"I took a walk on the beach and all I though was how Obama made me feel and I thought about Hillary's response to me, and I thought she was a soft feminine woman for seven seconds," she said. "When she turned, she adapted this political posture again, the stiffness and the rhetoric, and I said I really want to vote for Obama."

Almost shed a tear because she wasn't sailing through to the nomination as easily as she thought, gimme a break.

Perfect Ratio said...

Hillary's a politician, no one is denying that. The flag burning amendment was obviously an attempt to seem more centrist, the majority of Dems supported the war. I don't agree with her on these things obviously, and I like Obama's positions on them better (though he has said some weird conservative stuff about religion before-- can we excuse him for playing politics there and still blame Hillary for doing so? Well you do, obvs.) But ultimately, in my opinion, if either Obama or Clinton get elected, they are not going to run the country in ways that are that distinct from each other. And while I don't agree with everything Clinton has voted for in Senate, she's a fucking brilliant person, and I in no way doubt that she would make a smart president. The sole reason I was supporting Obama rather than Clinton before is that I think it would be refreshing to have somewhat of a political outsider run the country for a change. And now I'm deciding to sub out that reason for the simple fact that I despise the way she has been painted in this election, which really has little to do with her character, and more to do with wanting to bring down a powerful woman.

I really don't care who you call a corporate whore, that is a lameade comparison and has nothing to do with the fact that her breasts, frown lines, appearance can make headlines, or the fact that we're up against a social standard that allows Chris Matthews to pinch her cheek demeaningly. The media campaign against her has been downright misogynist, just as it was when she was trying to establish universal health care, and the thing is that Matthews would have done that to any powerful female contender. That is what I'm voting against, by voting for Clinton.

D. J. said...

That's what drives me crazy--her centrist bullshit is wasted on independents, who don't like her. Obama, on the other hand, does great with them, AND he's more liberal than she is. As soon as Edwards drops out Obama will be the only candidate to represent the left wing of the party AND draw high favorables from Republicans.

You have to realize their foreign policy would be vastly different. As Hillary should know, domestic policy is more of a legislative concern--she's a hawk, and look at who stands behind her at those victory speeches--war criminals!

A vote for Hillary is a vote for the establishment.

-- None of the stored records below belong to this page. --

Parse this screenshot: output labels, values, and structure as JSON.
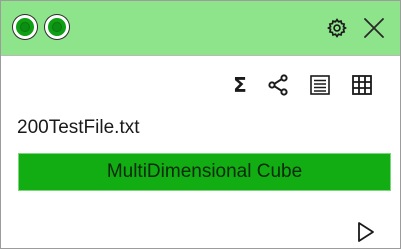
{
  "window": {
    "titlebar_color": "#8ee48a",
    "status_dots": [
      {
        "icon": "green-radio-dot",
        "color": "#0f9f14"
      },
      {
        "icon": "green-radio-dot",
        "color": "#0f9f14"
      }
    ],
    "settings_icon": "gear-icon",
    "close_icon": "close-icon"
  },
  "toolbar": {
    "icons": [
      "sigma-icon",
      "share-nodes-icon",
      "list-icon",
      "table-grid-icon"
    ],
    "sigma_glyph": "Σ"
  },
  "file": {
    "name": "200TestFile.txt"
  },
  "cube": {
    "label": "MultiDimensional Cube",
    "color": "#12ad12"
  },
  "actions": {
    "run_icon": "play-icon"
  }
}
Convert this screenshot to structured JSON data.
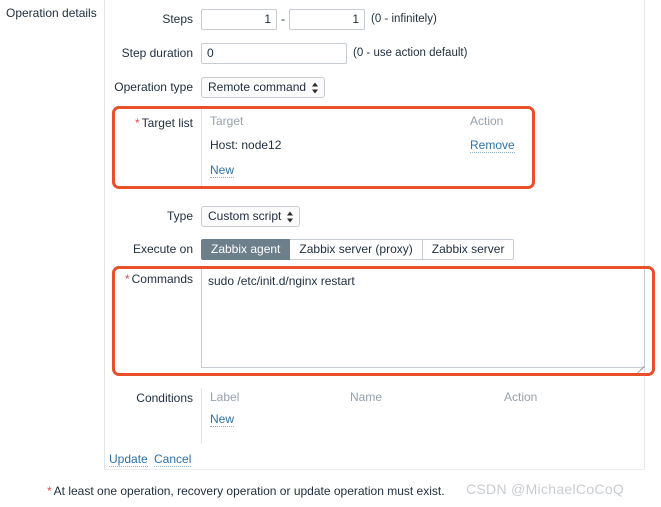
{
  "section": {
    "label": "Operation details"
  },
  "fields": {
    "steps": {
      "label": "Steps",
      "from_value": "1",
      "separator": "-",
      "to_value": "1",
      "hint": "(0 - infinitely)"
    },
    "step_duration": {
      "label": "Step duration",
      "value": "0",
      "hint": "(0 - use action default)"
    },
    "operation_type": {
      "label": "Operation type",
      "value": "Remote command",
      "icon": "updown-arrows-icon"
    },
    "target_list": {
      "label": "Target list",
      "required_marker": "*",
      "headers": {
        "target": "Target",
        "action": "Action"
      },
      "rows": [
        {
          "target": "Host: node12",
          "action": "Remove"
        }
      ],
      "new_link": "New"
    },
    "type": {
      "label": "Type",
      "value": "Custom script",
      "icon": "updown-arrows-icon"
    },
    "execute_on": {
      "label": "Execute on",
      "options": [
        "Zabbix agent",
        "Zabbix server (proxy)",
        "Zabbix server"
      ],
      "selected": "Zabbix agent"
    },
    "commands": {
      "label": "Commands",
      "required_marker": "*",
      "value": "sudo /etc/init.d/nginx restart",
      "placeholder": ""
    },
    "conditions": {
      "label": "Conditions",
      "headers": {
        "label": "Label",
        "name": "Name",
        "action": "Action"
      },
      "rows": [],
      "new_link": "New"
    }
  },
  "actions": {
    "update": "Update",
    "cancel": "Cancel"
  },
  "footer": {
    "required_marker": "*",
    "note": "At least one operation, recovery operation or update operation must exist.",
    "watermark": "CSDN @MichaelCoCoQ"
  },
  "colors": {
    "annotation": "#e8502a",
    "link": "#2c71a8",
    "selected_segment": "#6d7f8b",
    "required": "#d64e4e",
    "muted_header": "#97a1ab"
  }
}
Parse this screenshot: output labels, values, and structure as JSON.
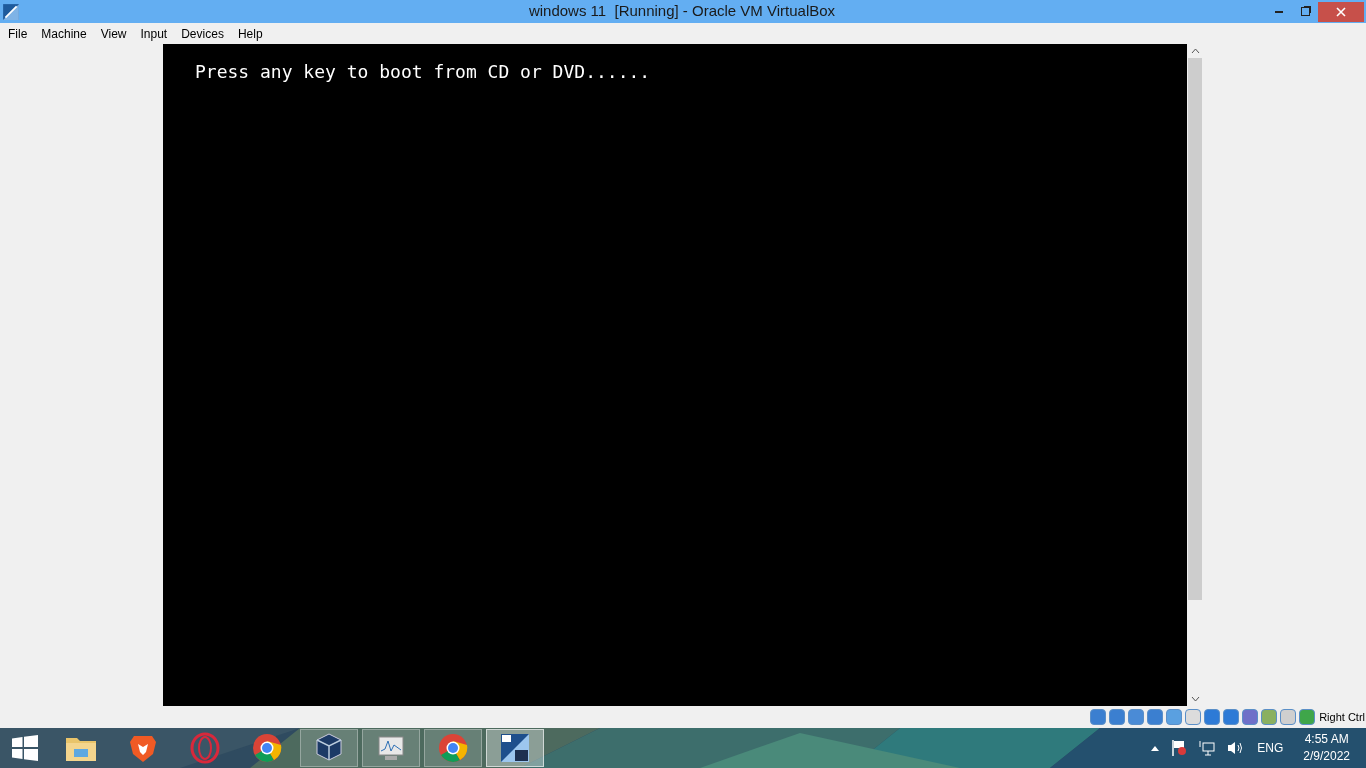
{
  "window": {
    "title": "windows 11  [Running] - Oracle VM VirtualBox"
  },
  "menu": [
    "File",
    "Machine",
    "View",
    "Input",
    "Devices",
    "Help"
  ],
  "screen": {
    "text": "Press any key to boot from CD or DVD......"
  },
  "status_bar": {
    "host_key": "Right Ctrl"
  },
  "taskbar": {
    "items": [
      {
        "running": false,
        "selected": false
      },
      {
        "running": false,
        "selected": false
      },
      {
        "running": false,
        "selected": false
      },
      {
        "running": false,
        "selected": false
      },
      {
        "running": true,
        "selected": false
      },
      {
        "running": true,
        "selected": false
      },
      {
        "running": true,
        "selected": false
      },
      {
        "running": true,
        "selected": true
      }
    ],
    "language": "ENG",
    "time": "4:55 AM",
    "date": "2/9/2022"
  }
}
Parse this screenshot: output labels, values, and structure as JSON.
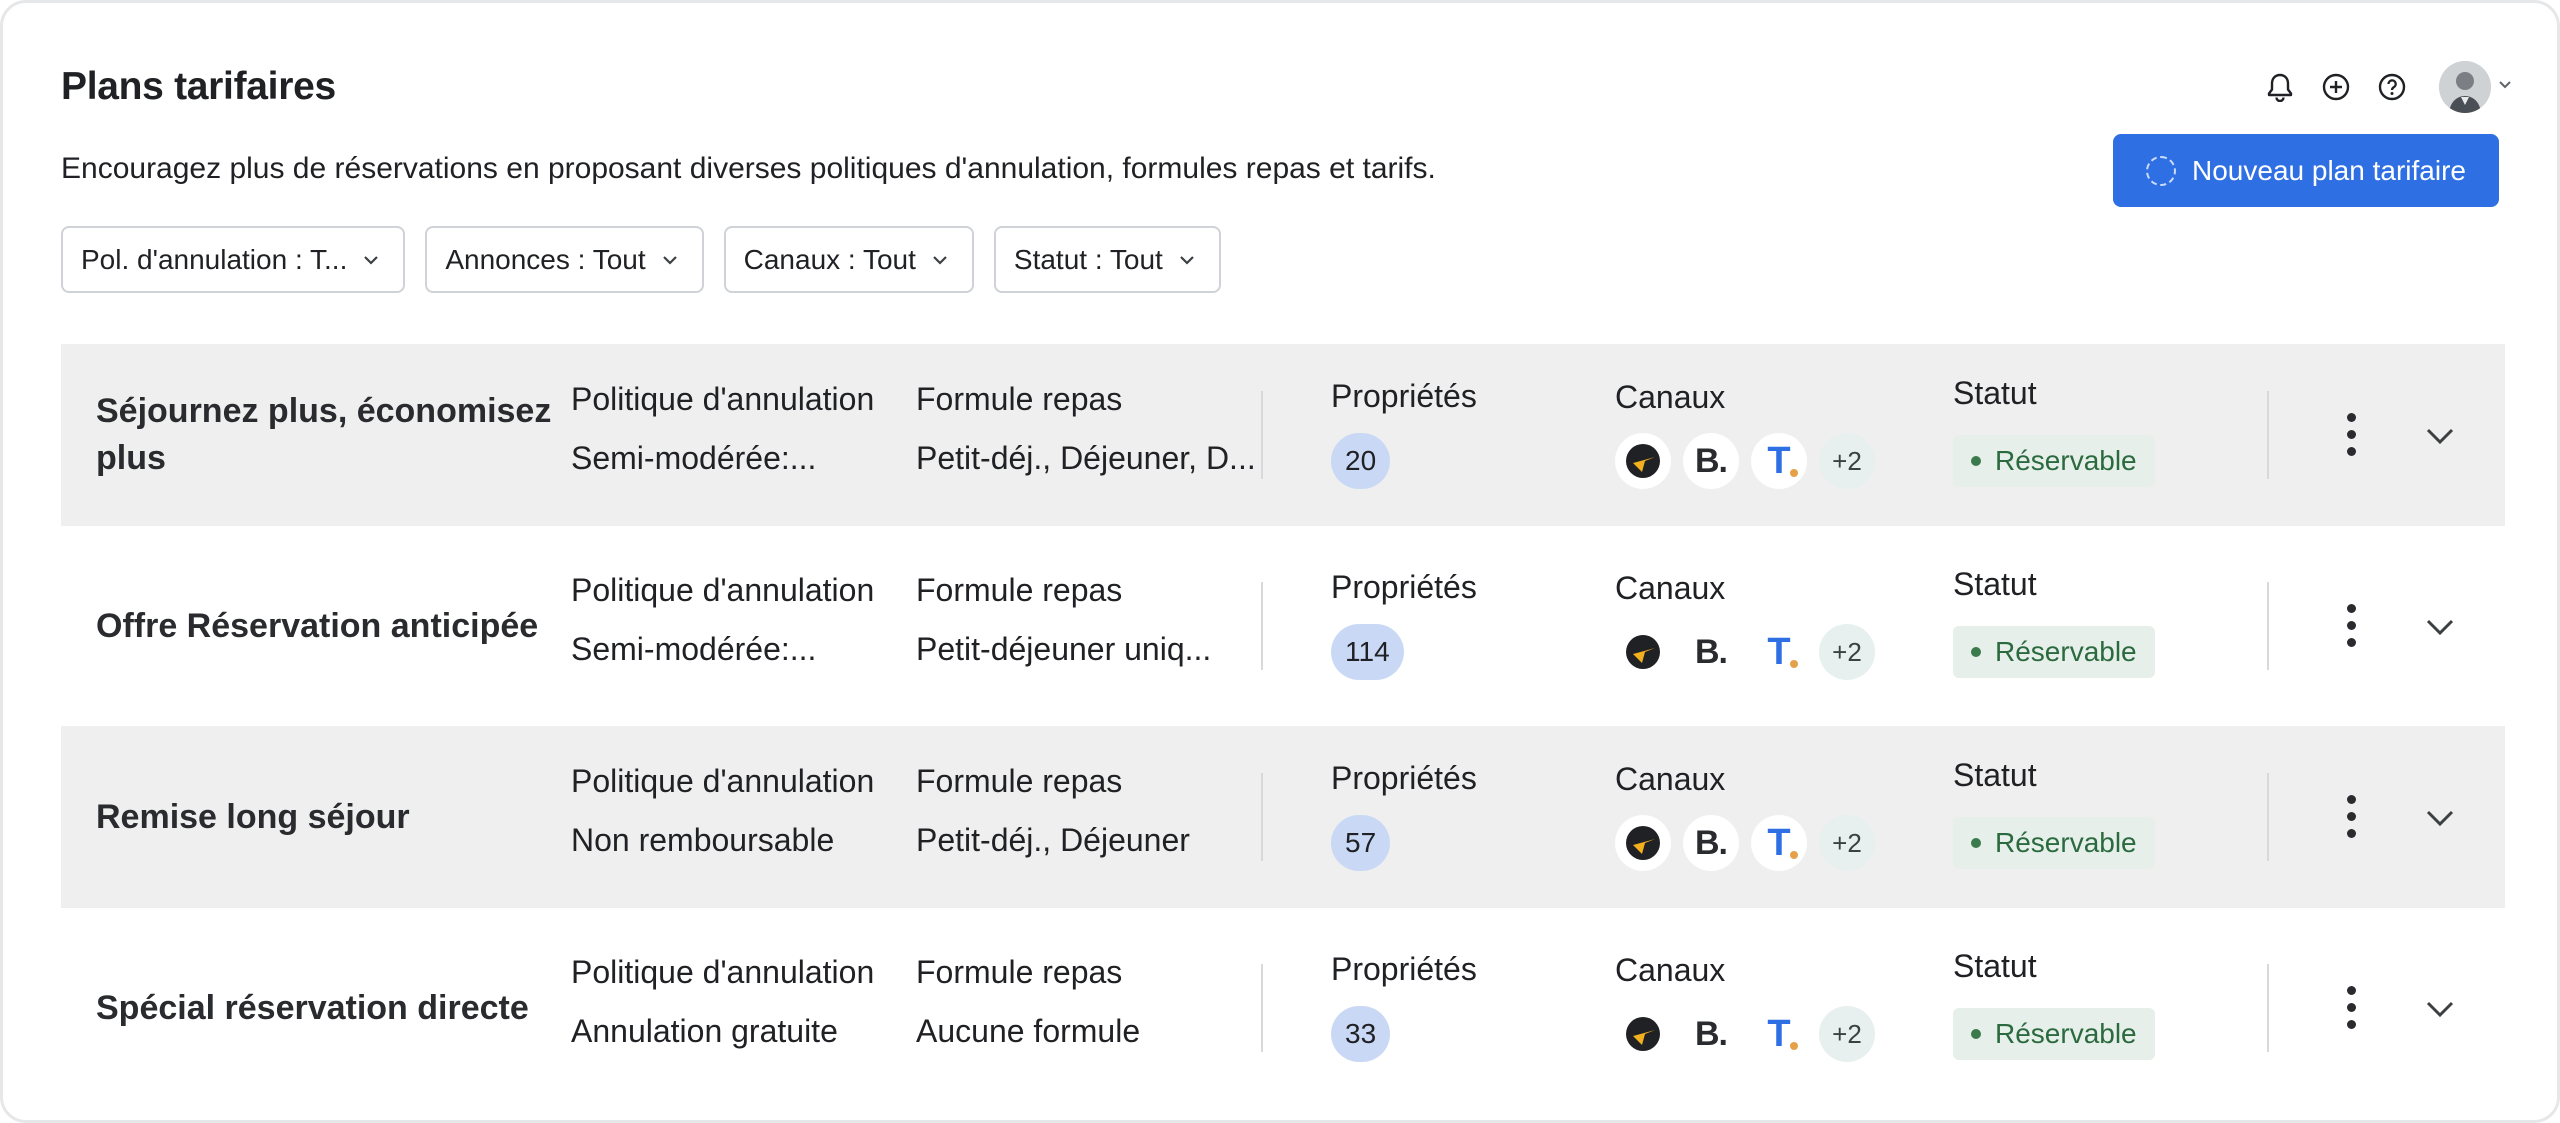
{
  "header": {
    "title": "Plans tarifaires",
    "subtitle": "Encouragez plus de réservations en proposant diverses politiques d'annulation, formules repas et tarifs.",
    "new_button_label": "Nouveau plan tarifaire",
    "icons": [
      "bell-icon",
      "add-circle-icon",
      "help-icon",
      "avatar",
      "chevron-down-icon"
    ]
  },
  "filters": [
    {
      "label": "Pol. d'annulation : T..."
    },
    {
      "label": "Annonces : Tout"
    },
    {
      "label": "Canaux : Tout"
    },
    {
      "label": "Statut : Tout"
    }
  ],
  "columns": {
    "policy": "Politique d'annulation",
    "meal": "Formule repas",
    "properties": "Propriétés",
    "channels": "Canaux",
    "status": "Statut"
  },
  "plans": [
    {
      "name": "Séjournez plus, économisez plus",
      "policy": "Semi-modérée:...",
      "meal": "Petit-déj., Déjeuner, D...",
      "properties": "20",
      "channel_extra": "+2",
      "status": "Réservable"
    },
    {
      "name": "Offre Réservation anticipée",
      "policy": "Semi-modérée:...",
      "meal": "Petit-déjeuner uniq...",
      "properties": "114",
      "channel_extra": "+2",
      "status": "Réservable"
    },
    {
      "name": "Remise long séjour",
      "policy": "Non remboursable",
      "meal": "Petit-déj., Déjeuner",
      "properties": "57",
      "channel_extra": "+2",
      "status": "Réservable"
    },
    {
      "name": "Spécial réservation directe",
      "policy": "Annulation gratuite",
      "meal": "Aucune formule",
      "properties": "33",
      "channel_extra": "+2",
      "status": "Réservable"
    }
  ],
  "channel_logos": {
    "first": "compass-logo-icon",
    "second_text": "B.",
    "third_text": "T"
  },
  "colors": {
    "accent": "#2f6fe4",
    "status_bg": "#e6efe9",
    "status_text": "#2b6a3f",
    "pill_bg": "#c9d9f5",
    "row_shade": "#efefef"
  }
}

And, I dare say, tokenism on the part of the DLC and McAuliffe's corporate buddies.

Perfect Ratio said...

I still think her new fangled conservatism is more of a political ploy, than a real change of heart and that Obams and Hills would be pretty similar in office.....

Also in reference to your first comment about how Steinem didn't address why Hillary's gender made her vote for the war or why she sponsored the flag-burning amendment-- Steinem's "gender-based analysis" in NO way is an attempt to apologize for Hillary's actions by chalking it up to a result of gender discrimination. She doesn't have to give reasons for Clinton's votes, because that's not what the column is about! At all! And that would be a pretty unfeminist piece by not giving Hillary agency in any of her decisions.

I agree with you that it's a vote for the establishment. Like I said, if you're positioning votes symbolically like that voting for Hillary is like voting for the same old political insiderism we've had for the last 2 decades. But voting for her is also a protest against the disgusting way she's been demeaned by the media and culture in this election because of her gender, and the larger pervasiveness and acceptance of misogyny in this society. So....I think that's the choice. That's all!